*TRY IT*: The answer must be every entry, retyped without a single difference.

(Stored entries)
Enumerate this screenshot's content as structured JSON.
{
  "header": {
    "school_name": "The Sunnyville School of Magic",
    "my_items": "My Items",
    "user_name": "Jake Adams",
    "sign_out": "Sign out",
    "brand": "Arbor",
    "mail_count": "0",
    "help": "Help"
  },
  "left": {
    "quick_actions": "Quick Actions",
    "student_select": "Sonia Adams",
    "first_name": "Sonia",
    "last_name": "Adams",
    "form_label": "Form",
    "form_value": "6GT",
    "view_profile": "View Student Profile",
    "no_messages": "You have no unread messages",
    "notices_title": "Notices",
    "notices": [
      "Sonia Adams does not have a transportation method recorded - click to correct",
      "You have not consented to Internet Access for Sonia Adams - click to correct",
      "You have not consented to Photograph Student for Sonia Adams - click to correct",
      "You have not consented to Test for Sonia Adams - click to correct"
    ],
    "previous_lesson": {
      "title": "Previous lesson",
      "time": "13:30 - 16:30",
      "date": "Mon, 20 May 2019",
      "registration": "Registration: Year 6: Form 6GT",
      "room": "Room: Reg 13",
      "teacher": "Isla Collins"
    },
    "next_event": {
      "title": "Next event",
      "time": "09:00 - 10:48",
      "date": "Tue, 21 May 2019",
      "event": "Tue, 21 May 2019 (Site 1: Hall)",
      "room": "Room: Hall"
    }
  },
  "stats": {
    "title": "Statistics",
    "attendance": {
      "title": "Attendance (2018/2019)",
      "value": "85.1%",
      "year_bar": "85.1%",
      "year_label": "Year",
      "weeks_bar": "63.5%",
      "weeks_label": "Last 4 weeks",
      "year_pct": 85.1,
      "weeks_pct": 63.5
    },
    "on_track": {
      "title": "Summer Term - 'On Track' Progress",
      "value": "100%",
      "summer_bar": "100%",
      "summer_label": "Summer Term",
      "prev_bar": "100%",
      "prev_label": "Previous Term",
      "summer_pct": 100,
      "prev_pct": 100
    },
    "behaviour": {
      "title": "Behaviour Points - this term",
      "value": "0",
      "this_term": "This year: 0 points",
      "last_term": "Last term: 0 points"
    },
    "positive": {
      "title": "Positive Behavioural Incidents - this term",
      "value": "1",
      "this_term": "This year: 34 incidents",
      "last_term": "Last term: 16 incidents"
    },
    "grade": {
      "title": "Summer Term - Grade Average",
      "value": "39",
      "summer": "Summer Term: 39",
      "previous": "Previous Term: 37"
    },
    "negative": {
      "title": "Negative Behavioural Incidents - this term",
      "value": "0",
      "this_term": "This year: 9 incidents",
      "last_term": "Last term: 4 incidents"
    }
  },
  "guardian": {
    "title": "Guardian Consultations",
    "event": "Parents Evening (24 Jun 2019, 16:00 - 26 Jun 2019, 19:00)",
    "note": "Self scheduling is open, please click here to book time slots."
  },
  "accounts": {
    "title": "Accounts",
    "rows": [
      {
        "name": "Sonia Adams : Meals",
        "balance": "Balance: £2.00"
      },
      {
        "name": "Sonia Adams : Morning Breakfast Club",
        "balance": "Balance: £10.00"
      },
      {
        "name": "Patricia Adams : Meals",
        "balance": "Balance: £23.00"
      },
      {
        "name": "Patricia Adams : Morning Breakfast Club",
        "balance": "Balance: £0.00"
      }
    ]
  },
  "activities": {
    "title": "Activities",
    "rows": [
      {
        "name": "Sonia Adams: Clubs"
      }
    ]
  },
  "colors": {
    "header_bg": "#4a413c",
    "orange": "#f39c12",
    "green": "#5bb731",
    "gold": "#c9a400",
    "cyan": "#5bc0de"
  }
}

*OUTPUT OF THE TASK*:
Enumerate this screenshot's content as structured JSON.
{
  "header": {
    "school_name": "The Sunnyville School of Magic",
    "my_items": "My Items",
    "user_name": "Jake Adams",
    "sign_out": "Sign out",
    "brand": "Arbor",
    "mail_count": "0",
    "help": "Help"
  },
  "left": {
    "quick_actions": "Quick Actions",
    "student_select": "Sonia Adams",
    "first_name": "Sonia",
    "last_name": "Adams",
    "form_label": "Form",
    "form_value": "6GT",
    "view_profile": "View Student Profile",
    "no_messages": "You have no unread messages",
    "notices_title": "Notices",
    "notices": [
      "Sonia Adams does not have a transportation method recorded - click to correct",
      "You have not consented to Internet Access for Sonia Adams - click to correct",
      "You have not consented to Photograph Student for Sonia Adams - click to correct",
      "You have not consented to Test for Sonia Adams - click to correct"
    ],
    "previous_lesson": {
      "title": "Previous lesson",
      "time": "13:30 - 16:30",
      "date": "Mon, 20 May 2019",
      "registration": "Registration: Year 6: Form 6GT",
      "room": "Room: Reg 13",
      "teacher": "Isla Collins"
    },
    "next_event": {
      "title": "Next event",
      "time": "09:00 - 10:48",
      "date": "Tue, 21 May 2019",
      "event": "Tue, 21 May 2019 (Site 1: Hall)",
      "room": "Room: Hall"
    }
  },
  "stats": {
    "title": "Statistics",
    "attendance": {
      "title": "Attendance (2018/2019)",
      "value": "85.1%",
      "year_bar": "85.1%",
      "year_label": "Year",
      "weeks_bar": "63.5%",
      "weeks_label": "Last 4 weeks",
      "year_pct": 85.1,
      "weeks_pct": 63.5
    },
    "on_track": {
      "title": "Summer Term - 'On Track' Progress",
      "value": "100%",
      "summer_bar": "100%",
      "summer_label": "Summer Term",
      "prev_bar": "100%",
      "prev_label": "Previous Term",
      "summer_pct": 100,
      "prev_pct": 100
    },
    "behaviour": {
      "title": "Behaviour Points - this term",
      "value": "0",
      "this_term": "This year: 0 points",
      "last_term": "Last term: 0 points"
    },
    "positive": {
      "title": "Positive Behavioural Incidents - this term",
      "value": "1",
      "this_term": "This year: 34 incidents",
      "last_term": "Last term: 16 incidents"
    },
    "grade": {
      "title": "Summer Term - Grade Average",
      "value": "39",
      "summer": "Summer Term: 39",
      "previous": "Previous Term: 37"
    },
    "negative": {
      "title": "Negative Behavioural Incidents - this term",
      "value": "0",
      "this_term": "This year: 9 incidents",
      "last_term": "Last term: 4 incidents"
    }
  },
  "guardian": {
    "title": "Guardian Consultations",
    "event": "Parents Evening (24 Jun 2019, 16:00 - 26 Jun 2019, 19:00)",
    "note": "Self scheduling is open, please click here to book time slots."
  },
  "accounts": {
    "title": "Accounts",
    "rows": [
      {
        "name": "Sonia Adams : Meals",
        "balance": "Balance: £2.00"
      },
      {
        "name": "Sonia Adams : Morning Breakfast Club",
        "balance": "Balance: £10.00"
      },
      {
        "name": "Patricia Adams : Meals",
        "balance": "Balance: £23.00"
      },
      {
        "name": "Patricia Adams : Morning Breakfast Club",
        "balance": "Balance: £0.00"
      }
    ]
  },
  "activities": {
    "title": "Activities",
    "rows": [
      {
        "name": "Sonia Adams: Clubs"
      }
    ]
  },
  "colors": {
    "header_bg": "#4a413c",
    "orange": "#f39c12",
    "green": "#5bb731",
    "gold": "#c9a400",
    "cyan": "#5bc0de"
  }
}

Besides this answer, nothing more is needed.